(Task inputs Opens)

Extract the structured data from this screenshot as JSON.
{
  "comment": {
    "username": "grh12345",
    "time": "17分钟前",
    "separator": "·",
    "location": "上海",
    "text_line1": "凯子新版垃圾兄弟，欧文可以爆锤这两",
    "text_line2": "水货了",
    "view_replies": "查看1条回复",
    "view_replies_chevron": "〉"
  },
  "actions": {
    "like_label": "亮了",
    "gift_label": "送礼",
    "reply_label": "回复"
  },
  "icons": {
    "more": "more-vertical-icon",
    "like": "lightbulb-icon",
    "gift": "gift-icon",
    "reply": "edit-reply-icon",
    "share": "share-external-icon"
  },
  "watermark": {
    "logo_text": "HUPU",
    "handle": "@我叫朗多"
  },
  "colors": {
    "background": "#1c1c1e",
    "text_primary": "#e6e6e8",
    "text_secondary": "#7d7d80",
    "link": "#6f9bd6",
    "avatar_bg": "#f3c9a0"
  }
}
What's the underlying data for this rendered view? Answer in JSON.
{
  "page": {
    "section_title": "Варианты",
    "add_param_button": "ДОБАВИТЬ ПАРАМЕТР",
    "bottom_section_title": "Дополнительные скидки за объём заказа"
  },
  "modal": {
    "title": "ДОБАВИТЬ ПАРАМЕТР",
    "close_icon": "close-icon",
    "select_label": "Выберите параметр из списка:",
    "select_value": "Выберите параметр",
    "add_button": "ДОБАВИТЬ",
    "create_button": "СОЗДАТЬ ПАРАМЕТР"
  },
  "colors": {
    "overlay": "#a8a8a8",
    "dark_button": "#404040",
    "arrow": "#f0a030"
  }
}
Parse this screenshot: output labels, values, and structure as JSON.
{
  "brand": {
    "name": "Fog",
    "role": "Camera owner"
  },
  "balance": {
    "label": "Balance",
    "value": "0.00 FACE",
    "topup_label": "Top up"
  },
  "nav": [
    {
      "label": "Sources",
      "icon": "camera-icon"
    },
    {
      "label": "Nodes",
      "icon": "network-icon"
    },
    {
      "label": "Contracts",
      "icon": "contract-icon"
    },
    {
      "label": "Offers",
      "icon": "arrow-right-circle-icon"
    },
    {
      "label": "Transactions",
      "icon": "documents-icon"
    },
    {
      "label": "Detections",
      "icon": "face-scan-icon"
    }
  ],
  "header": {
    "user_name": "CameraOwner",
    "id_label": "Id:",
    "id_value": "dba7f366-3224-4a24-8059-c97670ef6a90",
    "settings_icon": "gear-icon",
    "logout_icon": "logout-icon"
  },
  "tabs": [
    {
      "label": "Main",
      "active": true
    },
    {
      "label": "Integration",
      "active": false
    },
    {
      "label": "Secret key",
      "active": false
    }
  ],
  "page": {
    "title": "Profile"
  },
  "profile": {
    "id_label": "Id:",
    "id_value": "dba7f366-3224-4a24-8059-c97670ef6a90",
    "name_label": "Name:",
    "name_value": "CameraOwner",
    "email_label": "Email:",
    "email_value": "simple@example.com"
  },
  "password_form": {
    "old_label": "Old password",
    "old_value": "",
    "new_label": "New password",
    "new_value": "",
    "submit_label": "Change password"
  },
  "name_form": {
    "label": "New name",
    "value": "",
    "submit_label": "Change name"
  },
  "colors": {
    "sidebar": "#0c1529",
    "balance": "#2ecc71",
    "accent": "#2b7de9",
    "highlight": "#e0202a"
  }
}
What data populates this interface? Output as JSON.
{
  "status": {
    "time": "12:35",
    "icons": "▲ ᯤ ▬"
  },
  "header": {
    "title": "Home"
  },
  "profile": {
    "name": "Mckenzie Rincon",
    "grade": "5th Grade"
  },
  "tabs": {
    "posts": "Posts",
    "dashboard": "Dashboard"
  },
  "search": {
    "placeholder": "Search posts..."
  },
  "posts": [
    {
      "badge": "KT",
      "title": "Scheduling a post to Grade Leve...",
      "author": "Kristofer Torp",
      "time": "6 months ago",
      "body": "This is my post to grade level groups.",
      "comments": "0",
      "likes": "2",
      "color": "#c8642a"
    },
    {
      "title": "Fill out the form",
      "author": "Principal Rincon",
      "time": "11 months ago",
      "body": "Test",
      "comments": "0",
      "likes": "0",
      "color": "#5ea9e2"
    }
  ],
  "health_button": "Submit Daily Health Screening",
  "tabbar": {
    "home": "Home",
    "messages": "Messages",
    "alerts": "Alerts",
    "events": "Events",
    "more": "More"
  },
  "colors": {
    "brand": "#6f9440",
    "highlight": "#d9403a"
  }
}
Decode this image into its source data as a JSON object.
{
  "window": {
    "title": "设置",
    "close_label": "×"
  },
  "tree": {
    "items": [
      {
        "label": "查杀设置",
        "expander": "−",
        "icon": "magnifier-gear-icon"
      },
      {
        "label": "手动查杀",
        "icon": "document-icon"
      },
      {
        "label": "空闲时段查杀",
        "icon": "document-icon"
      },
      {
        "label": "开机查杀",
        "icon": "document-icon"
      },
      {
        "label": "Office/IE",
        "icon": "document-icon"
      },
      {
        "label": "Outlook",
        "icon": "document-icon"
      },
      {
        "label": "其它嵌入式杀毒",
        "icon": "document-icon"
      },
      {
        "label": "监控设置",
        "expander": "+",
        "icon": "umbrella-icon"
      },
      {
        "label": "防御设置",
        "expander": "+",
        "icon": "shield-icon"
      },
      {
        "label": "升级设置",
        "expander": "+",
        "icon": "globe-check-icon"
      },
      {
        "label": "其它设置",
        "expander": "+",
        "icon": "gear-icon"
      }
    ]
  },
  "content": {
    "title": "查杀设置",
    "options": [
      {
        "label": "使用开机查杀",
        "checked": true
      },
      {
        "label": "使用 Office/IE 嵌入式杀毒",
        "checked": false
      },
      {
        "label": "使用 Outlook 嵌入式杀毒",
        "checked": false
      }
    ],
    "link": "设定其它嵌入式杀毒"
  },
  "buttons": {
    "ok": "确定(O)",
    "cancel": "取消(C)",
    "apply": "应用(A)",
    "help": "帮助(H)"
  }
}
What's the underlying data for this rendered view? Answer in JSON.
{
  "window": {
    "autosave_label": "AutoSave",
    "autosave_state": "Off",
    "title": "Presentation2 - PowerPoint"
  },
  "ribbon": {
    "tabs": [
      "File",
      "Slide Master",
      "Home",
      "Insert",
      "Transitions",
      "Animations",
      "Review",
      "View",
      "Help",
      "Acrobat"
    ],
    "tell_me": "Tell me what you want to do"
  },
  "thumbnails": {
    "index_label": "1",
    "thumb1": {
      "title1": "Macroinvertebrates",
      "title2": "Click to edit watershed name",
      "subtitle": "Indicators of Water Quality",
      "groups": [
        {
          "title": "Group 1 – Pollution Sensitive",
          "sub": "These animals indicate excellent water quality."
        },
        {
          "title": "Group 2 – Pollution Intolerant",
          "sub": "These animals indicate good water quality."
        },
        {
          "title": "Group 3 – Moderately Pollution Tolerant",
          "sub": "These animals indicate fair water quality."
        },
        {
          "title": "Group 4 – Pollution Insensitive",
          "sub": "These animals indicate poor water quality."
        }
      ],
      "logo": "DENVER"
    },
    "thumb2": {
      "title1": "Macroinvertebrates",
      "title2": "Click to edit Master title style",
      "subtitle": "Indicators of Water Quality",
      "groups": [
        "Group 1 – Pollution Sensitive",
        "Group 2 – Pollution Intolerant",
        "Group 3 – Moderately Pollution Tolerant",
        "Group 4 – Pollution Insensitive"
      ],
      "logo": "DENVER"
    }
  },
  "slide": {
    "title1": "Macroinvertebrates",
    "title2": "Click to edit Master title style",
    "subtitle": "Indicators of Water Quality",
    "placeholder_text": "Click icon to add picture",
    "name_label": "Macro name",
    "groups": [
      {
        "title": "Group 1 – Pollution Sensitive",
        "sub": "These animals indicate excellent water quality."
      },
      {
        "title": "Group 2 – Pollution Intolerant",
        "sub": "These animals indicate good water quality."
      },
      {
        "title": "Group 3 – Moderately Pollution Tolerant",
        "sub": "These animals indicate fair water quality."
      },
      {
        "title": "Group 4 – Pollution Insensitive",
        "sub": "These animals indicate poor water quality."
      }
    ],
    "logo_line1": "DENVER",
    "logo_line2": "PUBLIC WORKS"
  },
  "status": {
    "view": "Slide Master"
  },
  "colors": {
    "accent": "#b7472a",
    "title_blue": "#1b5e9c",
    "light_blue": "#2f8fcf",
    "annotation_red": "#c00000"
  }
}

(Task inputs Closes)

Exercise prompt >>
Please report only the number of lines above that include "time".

Exercise output >>
4